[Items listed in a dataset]

--*--

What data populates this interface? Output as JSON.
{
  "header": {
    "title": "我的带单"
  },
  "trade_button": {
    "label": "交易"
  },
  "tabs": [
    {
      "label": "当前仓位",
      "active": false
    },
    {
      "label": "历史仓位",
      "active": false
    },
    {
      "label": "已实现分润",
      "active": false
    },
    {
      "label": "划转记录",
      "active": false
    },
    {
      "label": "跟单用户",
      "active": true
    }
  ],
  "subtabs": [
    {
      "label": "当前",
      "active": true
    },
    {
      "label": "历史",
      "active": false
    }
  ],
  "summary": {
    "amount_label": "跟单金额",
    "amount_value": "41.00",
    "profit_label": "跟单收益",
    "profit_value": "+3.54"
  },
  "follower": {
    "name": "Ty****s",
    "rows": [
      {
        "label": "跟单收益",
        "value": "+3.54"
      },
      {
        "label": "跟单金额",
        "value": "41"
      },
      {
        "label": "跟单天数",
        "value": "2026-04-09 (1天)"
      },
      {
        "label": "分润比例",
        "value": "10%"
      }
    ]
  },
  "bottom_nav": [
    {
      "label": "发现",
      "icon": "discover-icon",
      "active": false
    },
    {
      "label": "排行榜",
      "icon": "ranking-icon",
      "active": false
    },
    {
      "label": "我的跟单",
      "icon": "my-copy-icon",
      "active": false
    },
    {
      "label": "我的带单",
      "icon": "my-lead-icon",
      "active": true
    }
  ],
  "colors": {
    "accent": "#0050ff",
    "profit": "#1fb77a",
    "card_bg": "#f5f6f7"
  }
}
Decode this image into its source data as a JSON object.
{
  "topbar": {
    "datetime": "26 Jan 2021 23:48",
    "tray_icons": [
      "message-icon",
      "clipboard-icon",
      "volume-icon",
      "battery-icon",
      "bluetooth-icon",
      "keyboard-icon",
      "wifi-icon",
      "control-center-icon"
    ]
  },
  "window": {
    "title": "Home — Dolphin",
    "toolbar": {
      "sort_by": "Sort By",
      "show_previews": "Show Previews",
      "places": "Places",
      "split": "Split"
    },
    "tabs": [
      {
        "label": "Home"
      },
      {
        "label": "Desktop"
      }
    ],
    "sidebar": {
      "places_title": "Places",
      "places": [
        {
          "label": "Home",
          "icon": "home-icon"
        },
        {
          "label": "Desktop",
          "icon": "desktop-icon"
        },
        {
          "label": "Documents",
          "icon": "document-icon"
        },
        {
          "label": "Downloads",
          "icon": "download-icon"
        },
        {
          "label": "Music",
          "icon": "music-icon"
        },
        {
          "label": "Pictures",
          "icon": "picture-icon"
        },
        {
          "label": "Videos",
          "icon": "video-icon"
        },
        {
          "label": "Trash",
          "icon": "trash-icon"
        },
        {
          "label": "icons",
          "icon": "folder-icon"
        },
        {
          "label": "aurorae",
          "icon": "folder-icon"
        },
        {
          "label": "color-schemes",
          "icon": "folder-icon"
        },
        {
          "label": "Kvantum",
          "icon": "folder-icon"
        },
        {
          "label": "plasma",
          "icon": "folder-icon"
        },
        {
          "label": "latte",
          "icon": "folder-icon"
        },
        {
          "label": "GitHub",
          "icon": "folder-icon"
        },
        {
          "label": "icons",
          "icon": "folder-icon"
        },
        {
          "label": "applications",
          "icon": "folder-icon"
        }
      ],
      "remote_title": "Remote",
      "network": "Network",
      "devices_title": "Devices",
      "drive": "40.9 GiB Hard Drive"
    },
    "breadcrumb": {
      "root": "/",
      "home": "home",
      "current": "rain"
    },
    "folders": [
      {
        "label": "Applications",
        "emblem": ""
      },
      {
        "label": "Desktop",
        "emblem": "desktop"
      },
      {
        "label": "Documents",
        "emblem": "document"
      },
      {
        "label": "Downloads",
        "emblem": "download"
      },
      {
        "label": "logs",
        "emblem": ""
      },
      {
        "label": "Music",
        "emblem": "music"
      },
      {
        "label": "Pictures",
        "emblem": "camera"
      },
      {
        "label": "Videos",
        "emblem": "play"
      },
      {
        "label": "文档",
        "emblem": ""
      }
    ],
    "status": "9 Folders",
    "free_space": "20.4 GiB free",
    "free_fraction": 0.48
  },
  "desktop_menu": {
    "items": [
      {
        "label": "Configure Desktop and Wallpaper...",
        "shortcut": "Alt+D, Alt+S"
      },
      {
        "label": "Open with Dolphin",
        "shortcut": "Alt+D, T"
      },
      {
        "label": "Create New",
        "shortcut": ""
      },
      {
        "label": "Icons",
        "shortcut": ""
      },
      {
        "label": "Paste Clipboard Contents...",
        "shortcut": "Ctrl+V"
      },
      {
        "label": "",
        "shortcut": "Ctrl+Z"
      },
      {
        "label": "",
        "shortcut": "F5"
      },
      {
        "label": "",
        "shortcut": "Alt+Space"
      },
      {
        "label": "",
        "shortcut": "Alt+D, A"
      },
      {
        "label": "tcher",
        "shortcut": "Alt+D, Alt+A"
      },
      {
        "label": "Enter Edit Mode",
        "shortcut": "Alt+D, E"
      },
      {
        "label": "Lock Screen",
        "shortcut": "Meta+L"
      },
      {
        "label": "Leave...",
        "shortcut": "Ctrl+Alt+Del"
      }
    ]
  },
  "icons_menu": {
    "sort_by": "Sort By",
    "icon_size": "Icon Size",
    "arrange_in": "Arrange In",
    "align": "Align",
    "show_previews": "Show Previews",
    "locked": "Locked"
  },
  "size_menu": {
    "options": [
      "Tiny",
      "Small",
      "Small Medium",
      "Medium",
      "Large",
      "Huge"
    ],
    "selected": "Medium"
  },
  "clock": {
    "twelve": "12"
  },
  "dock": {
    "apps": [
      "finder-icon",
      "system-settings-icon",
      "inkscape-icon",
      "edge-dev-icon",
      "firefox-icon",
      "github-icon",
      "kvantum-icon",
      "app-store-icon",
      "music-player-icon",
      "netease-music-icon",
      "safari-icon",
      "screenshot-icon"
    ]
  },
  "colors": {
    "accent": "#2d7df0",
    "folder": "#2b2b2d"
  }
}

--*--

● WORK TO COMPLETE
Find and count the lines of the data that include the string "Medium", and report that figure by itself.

● SOLUTION TO THIS EXERCISE
3